"l am waited for in Egypt," answered the Swallow. "Tomorrow my friends will fly up to the Second Cataract. The river-horse couches there among the bulrushes, and on a great granite throne sits the God Memnon. All night long he watches the stars, and when the morning star shines he utters one cry of joy, and then he is silent. At noon the yellow lions come down to the water's edge to drink. They have eyes like green beryls, and their roar is louder than the roar of the cataract."
"ln the square below," said the Happy Prince, "there stands a little matchgirl. She has let her matches fall in the gutter, and they are all spoiled. Her father will beat her if she does not bring home some money, and she is crying. She has no shoes or stockings, and her little head is bare. Pluck out my other eye, and give it to her, and her father will not beat her." "l will stay with you one night longer," said the Swallow, "but I cannot pluck out your eye. You would be quite blind then." "Swallow, Swallow, little Swallow," said the Prince, "do as I command you," So he plucked out the Prince's other eye, and darted down with it. He swooped past the match-girl, and slipped the jewel into the palm of her hand. "What a lovely bit of glass," cried the little girl; and she ran home, laughing. Then the Swallow came back to the Prince. "You are blind now," he said 'so I will stay with you always."

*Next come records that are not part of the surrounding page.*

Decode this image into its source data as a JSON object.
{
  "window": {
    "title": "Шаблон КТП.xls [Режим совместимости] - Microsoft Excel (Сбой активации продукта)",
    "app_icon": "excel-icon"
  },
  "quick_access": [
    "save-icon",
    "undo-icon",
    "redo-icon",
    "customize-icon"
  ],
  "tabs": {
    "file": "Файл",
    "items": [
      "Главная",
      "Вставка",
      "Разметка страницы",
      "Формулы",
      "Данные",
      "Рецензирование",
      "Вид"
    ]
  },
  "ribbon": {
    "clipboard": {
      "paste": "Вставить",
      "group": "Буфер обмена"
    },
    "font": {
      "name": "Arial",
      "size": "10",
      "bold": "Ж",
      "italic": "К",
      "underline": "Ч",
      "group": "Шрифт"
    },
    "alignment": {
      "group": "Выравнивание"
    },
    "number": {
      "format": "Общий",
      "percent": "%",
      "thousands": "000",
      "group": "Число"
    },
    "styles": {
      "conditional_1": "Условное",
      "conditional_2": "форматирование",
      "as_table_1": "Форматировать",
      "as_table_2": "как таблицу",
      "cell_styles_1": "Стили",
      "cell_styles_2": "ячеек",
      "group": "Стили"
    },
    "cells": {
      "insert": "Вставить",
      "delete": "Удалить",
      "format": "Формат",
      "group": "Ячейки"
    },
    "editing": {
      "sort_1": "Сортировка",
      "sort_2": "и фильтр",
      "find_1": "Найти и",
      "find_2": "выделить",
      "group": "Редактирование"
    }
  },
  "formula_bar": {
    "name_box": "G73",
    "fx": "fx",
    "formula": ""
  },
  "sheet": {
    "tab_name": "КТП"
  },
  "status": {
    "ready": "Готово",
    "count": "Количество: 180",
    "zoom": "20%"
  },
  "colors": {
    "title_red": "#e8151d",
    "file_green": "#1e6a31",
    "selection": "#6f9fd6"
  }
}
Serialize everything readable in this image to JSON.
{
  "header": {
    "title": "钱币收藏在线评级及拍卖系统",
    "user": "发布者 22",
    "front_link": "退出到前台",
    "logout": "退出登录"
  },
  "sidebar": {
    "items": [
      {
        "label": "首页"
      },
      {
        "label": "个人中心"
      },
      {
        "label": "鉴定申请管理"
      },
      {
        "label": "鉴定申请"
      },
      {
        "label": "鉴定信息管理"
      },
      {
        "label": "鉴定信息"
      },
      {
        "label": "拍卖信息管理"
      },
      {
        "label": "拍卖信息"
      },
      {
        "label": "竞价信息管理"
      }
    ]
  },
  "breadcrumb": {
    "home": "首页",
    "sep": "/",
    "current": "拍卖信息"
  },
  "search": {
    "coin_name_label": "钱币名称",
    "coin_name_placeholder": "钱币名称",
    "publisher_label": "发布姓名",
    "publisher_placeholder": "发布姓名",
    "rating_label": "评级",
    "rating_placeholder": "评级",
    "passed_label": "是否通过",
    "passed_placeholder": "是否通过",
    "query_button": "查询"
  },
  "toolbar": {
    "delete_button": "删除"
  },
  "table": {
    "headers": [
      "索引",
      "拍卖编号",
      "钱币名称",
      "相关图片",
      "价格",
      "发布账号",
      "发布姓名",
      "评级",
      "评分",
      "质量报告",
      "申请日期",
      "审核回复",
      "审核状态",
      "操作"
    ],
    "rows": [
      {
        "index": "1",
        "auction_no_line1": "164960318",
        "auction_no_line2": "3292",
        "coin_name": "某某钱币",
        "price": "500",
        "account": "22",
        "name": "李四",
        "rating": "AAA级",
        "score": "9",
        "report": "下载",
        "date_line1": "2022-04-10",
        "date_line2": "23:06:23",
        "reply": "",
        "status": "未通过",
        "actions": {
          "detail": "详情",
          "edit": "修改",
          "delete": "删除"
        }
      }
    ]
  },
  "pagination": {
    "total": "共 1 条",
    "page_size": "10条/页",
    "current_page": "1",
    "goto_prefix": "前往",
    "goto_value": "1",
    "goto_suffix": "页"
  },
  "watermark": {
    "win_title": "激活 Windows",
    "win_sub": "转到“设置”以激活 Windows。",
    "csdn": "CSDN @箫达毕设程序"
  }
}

"Dear little Swallow," said the Prince, “you tell me of marvellous things, but more marvellous than anything is the suffering of men and of women. There is no Mystery so great as Misery. Fly over my city, little Swallow, and tell me what you see there." So the Swallow flew over the great city, and saw the rich making merry in their beautiful houses, while the beggars were sitting at the gates. He flew into dark lanes, and saw the white faces of starving children looking out listlessly at the black streets. Under the archway of a bridge two little boys were lying in one another's arms to try and keep themselves warm. "How hungry we are!" they said. “You must not lie here," shouted the Watchman, and they wandered out into the rain.
Early the next morning the Mayor was walking in the square below in company with the Town Councillors. As they passed the column he looked up at the statue: "Dear me! how shabby the Happy Prince looks!" he said. "How shabby indeed!" cried the Town Councillors, who always agreed with the Mayor; and they went up to look at it.
So they pulled down the statue of the Happy Prince. "As he is no longer beautiful he is no longer useful," said the Art Professor at the University.
"What a strange thing!" said the overseer of the workmen at the foundry. "This broken lead heart will not melt in the furnace. We must throw it away." So they threw it on a dust-heap where the dead Swallow was also lying. "Bring me the two most precious things in the city," said God to one of His Angels; and the Angel brought Him the leaden heart and the dead bird. "You have rightly chosen," said God, "for in my garden of Paradise this little bird shall sing for evermore, and in my city of gold the Happy Prince shall praise me."